Hi! Lisa here, with today’s music video of the day!
Life as a ghost isn’t all that it’s cracked up to be and if you needed proof, just check out this otherworldly music video. The video mixes spirits with a good beat, so you know there’s no way that I’d be able to resist it.
This one was filmed in Toronto and it was directed by Colin O’Toole.
In 1994, Tim Burton released Ed Wood, a film that I consider to be his best. (In fact, it’s one of the few Tim Burton films that I feel actually improves with repeat viewings. Don’t start yelling at me about Beetlejuice.) The score, which so evocative of Wood’s style of filmmaking, was composed by Howard Shore. This video features the actress Lisa Marie (who played Vampira in Ed Wood) dancing to Shore’s theme music.

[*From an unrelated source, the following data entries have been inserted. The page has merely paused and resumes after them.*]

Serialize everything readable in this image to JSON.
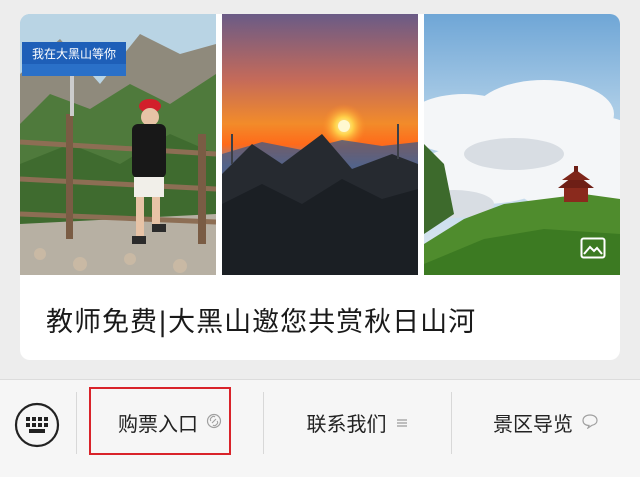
{
  "article": {
    "title": "教师免费|大黑山邀您共赏秋日山河",
    "photos": [
      {
        "sign_text": "我在大黑山等你"
      },
      {},
      {
        "overlay_icon": "image-gallery-icon"
      }
    ]
  },
  "menu": {
    "keyboard_icon": "keyboard-icon",
    "items": [
      {
        "label": "购票入口",
        "icon": "link-icon"
      },
      {
        "label": "联系我们",
        "icon": "menu-lines-icon"
      },
      {
        "label": "景区导览",
        "icon": "chat-bubble-icon"
      }
    ]
  },
  "colors": {
    "highlight_border": "#d9232a",
    "background": "#ededed",
    "menu_background": "#f6f6f6"
  }
}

Before anyone says it, I did not pick this video just because it features a dancer named Lisa Marie. I’m not the egocentric … well, actually, I am. In fact, I’m so egocentric that I’m shocked that I have yet to dedicate an entire post to just listing words that rhyme with Lisa. (Sadly, there’s not many. Visa is a good one.) But still, I did have other reasons for picking this video than just the fact that I am also named Lisa Marie and I also enjoy dancing in cemeteries. Those reasons will hopefully become obvious as the day develops here on the Shattered Lens.
Anyway, both Tim Burton and Toni Basil are credited with directing this video. I’m going to assume that Burton’s directorial credit is largely due to all of the scene of Ed Wood that are spliced into the footage of Lisa Marie dancing. Toni Basil, who also did the choreographed this video, is one of our favorite people here at the Shattered Lens. Just check out my review of Head and Val’s review of Slaughterhouse Rock.
This past August, I got to see Alice Cooper perform live in concert (on a triple bill with classic rockers Deep Purple and Edgar Winter!). The Coop’s Grand Giugnol antics, complete with a ten-foot Frankenstein, a murderous danse macabre with a ballerina, the famous guillotine routine, loads of pyro, and the incredible shredding of guitar goddess Nita Strauss, stole the show. Alice has always been the most theatrical of rockers, and the man’s still got it!
In 1975, Alice released his first solo LP without his longtime backing band, “Welcome to My Nightmare”, featuring Cooper classics like “Cold Ethyl”, “Black Widow”, “Only Women Bleed”, and the title track. A videotaped TV special was made to coincide with the album, and horror icon Vincent Price was brought in to play ‘The Curator of The Nightmare’ (Price did narration for ‘Black Widow’ on the record, predating Michael Jackson’s “Thriller”). If you’ve got…
In an era of throbbing disco beats, ponderous prog rock, and angry loud punk, Tom Petty’s rootsy, guitar-jangling sound was like a breath of fresh air blowing through the late 70’s radio airwaves. Petty was a Southern boy, but didn’t fit the ‘Southern Rock’ mode of the Allman Brothers or Marshall Tucker. Instead, he and his band The Heartbreakers were influenced by the stylings of The Beatles and The Byrds, crafting tight-knit pop tunes for the ages.
The Florida-born Petty was an artsy type of kid, an outsider in a world of machismo. He met his idol Elvis Presley when The King was making the 1961 film FOLLOW THAT DREAM on location, and three years later, when The Beatles appeared on Ed Sullivan, Tom knew what he wanted to do with his life. By age 17, he’d dropped out of high school, and three years later started Mudcrutch, a…
The Monkees (Davy Jones, Mickey Dolenz, Peter Tork, and Mike Nesmith) brought rock’n’roll to TV with their mega-successful 1966-68 musical sitcom. Inspired by The Beatles’ onscreen antics in A HARD DAY’S NIGHT and HELP!, producers Bob Rafelson and Bert Schneider cast four fresh-faced youths (Jones was a Tony nominee for OLIVER!, Dolenz had starred in TV’s CIRCUS BOY, Tork and Nesmith were vets of the folk-rock scene), hired some of the era’s top songwriters (Gerry Goffin & Carole King, Tommy Boyce & Bobby Hart, Neil Diamond, Harry Nilsson) and session musicians (Hal Blaine, James Burton, Glen Campbell , Carol Kaye), and Monkeemania became a full-fledged teenybop pop phenomenon.
Detractors (and there were many) in the music biz called them ‘The Pre-Fab Four’, looking down their noses at The Monkees while looking up as hits like “I’m a Believer”, “Daydream Believer”, and “Pleasant Valley Sunday” climbed to the top of the…
I originally planned to do Overcome by Live since it’s one of the last two 9/11 themed videos I consider important enough to spotlight, but it doesn’t feel appropriate at the moment. It feels right to skip a day. I’ll be back tomorrow.
Since I did the Ryan Adams video for New York, New York last year on this day, I have embedded another one of my favorites of his that, to my knowledge, never got a video.